Top of Entries provided

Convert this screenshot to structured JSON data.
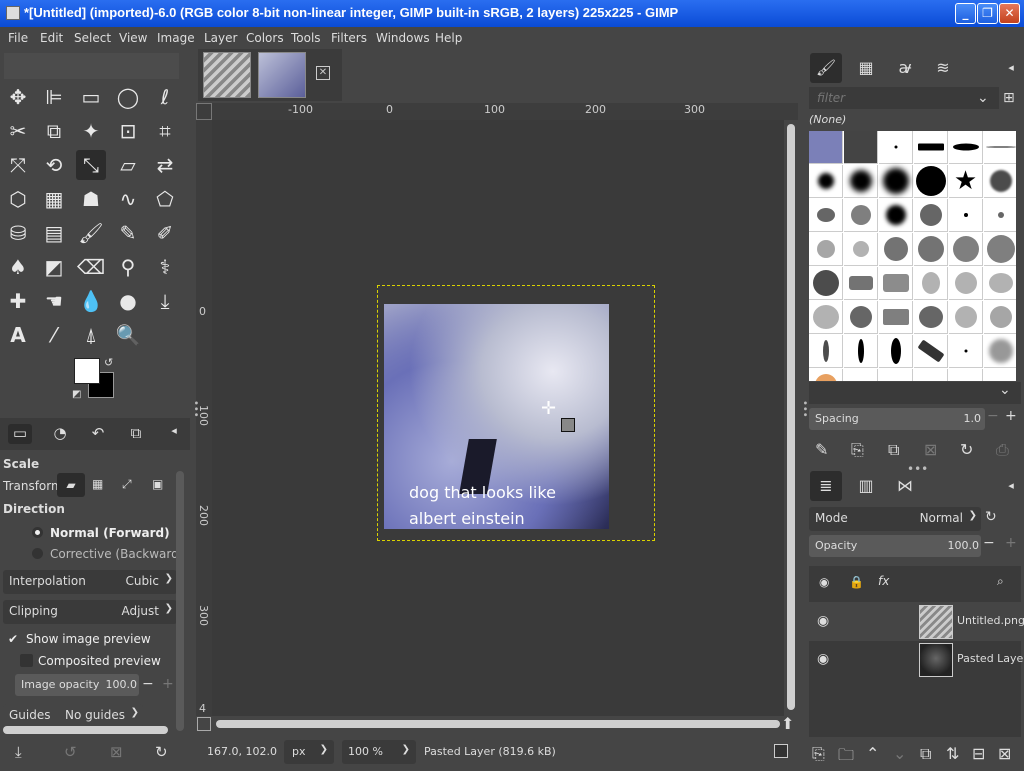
{
  "window": {
    "title": "*[Untitled] (imported)-6.0 (RGB color 8-bit non-linear integer, GIMP built-in sRGB, 2 layers) 225x225 - GIMP"
  },
  "menu": [
    "File",
    "Edit",
    "Select",
    "View",
    "Image",
    "Layer",
    "Colors",
    "Tools",
    "Filters",
    "Windows",
    "Help"
  ],
  "toolbox": {
    "tool_options_title": "Scale",
    "transform_label": "Transform:",
    "direction_label": "Direction",
    "direction_options": [
      "Normal (Forward)",
      "Corrective (Backward)"
    ],
    "interpolation": {
      "label": "Interpolation",
      "value": "Cubic"
    },
    "clipping": {
      "label": "Clipping",
      "value": "Adjust"
    },
    "show_preview": "Show image preview",
    "composited_preview": "Composited preview",
    "image_opacity": {
      "label": "Image opacity",
      "value": "100.0"
    },
    "guides": {
      "label": "Guides",
      "value": "No guides"
    }
  },
  "canvas": {
    "ruler_top": [
      "-100",
      "0",
      "100",
      "200",
      "300"
    ],
    "ruler_left": [
      "0",
      "100",
      "200",
      "300",
      "4"
    ],
    "image_caption": "dog that looks like\nalbert einstein"
  },
  "statusbar": {
    "coords": "167.0, 102.0",
    "unit": "px",
    "zoom": "100 %",
    "message": "Pasted Layer (819.6 kB)"
  },
  "brushes": {
    "filter_placeholder": "filter",
    "current": "(None)",
    "spacing": {
      "label": "Spacing",
      "value": "1.0"
    }
  },
  "layers": {
    "mode": {
      "label": "Mode",
      "value": "Normal"
    },
    "opacity": {
      "label": "Opacity",
      "value": "100.0"
    },
    "items": [
      {
        "name": "Untitled.png"
      },
      {
        "name": "Pasted Layer"
      }
    ]
  },
  "icons": {
    "checkmark": "✔"
  }
}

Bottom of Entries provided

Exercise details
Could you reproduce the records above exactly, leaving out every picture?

Finished exercise
Convert this screenshot to structured JSON data.
{
  "window": {
    "title": "*[Untitled] (imported)-6.0 (RGB color 8-bit non-linear integer, GIMP built-in sRGB, 2 layers) 225x225 - GIMP"
  },
  "menu": [
    "File",
    "Edit",
    "Select",
    "View",
    "Image",
    "Layer",
    "Colors",
    "Tools",
    "Filters",
    "Windows",
    "Help"
  ],
  "toolbox": {
    "tool_options_title": "Scale",
    "transform_label": "Transform:",
    "direction_label": "Direction",
    "direction_options": [
      "Normal (Forward)",
      "Corrective (Backward)"
    ],
    "interpolation": {
      "label": "Interpolation",
      "value": "Cubic"
    },
    "clipping": {
      "label": "Clipping",
      "value": "Adjust"
    },
    "show_preview": "Show image preview",
    "composited_preview": "Composited preview",
    "image_opacity": {
      "label": "Image opacity",
      "value": "100.0"
    },
    "guides": {
      "label": "Guides",
      "value": "No guides"
    }
  },
  "canvas": {
    "ruler_top": [
      "-100",
      "0",
      "100",
      "200",
      "300"
    ],
    "ruler_left": [
      "0",
      "100",
      "200",
      "300",
      "4"
    ],
    "image_caption": "dog that looks like\nalbert einstein"
  },
  "statusbar": {
    "coords": "167.0, 102.0",
    "unit": "px",
    "zoom": "100 %",
    "message": "Pasted Layer (819.6 kB)"
  },
  "brushes": {
    "filter_placeholder": "filter",
    "current": "(None)",
    "spacing": {
      "label": "Spacing",
      "value": "1.0"
    }
  },
  "layers": {
    "mode": {
      "label": "Mode",
      "value": "Normal"
    },
    "opacity": {
      "label": "Opacity",
      "value": "100.0"
    },
    "items": [
      {
        "name": "Untitled.png"
      },
      {
        "name": "Pasted Layer"
      }
    ]
  },
  "icons": {
    "checkmark": "✔"
  }
}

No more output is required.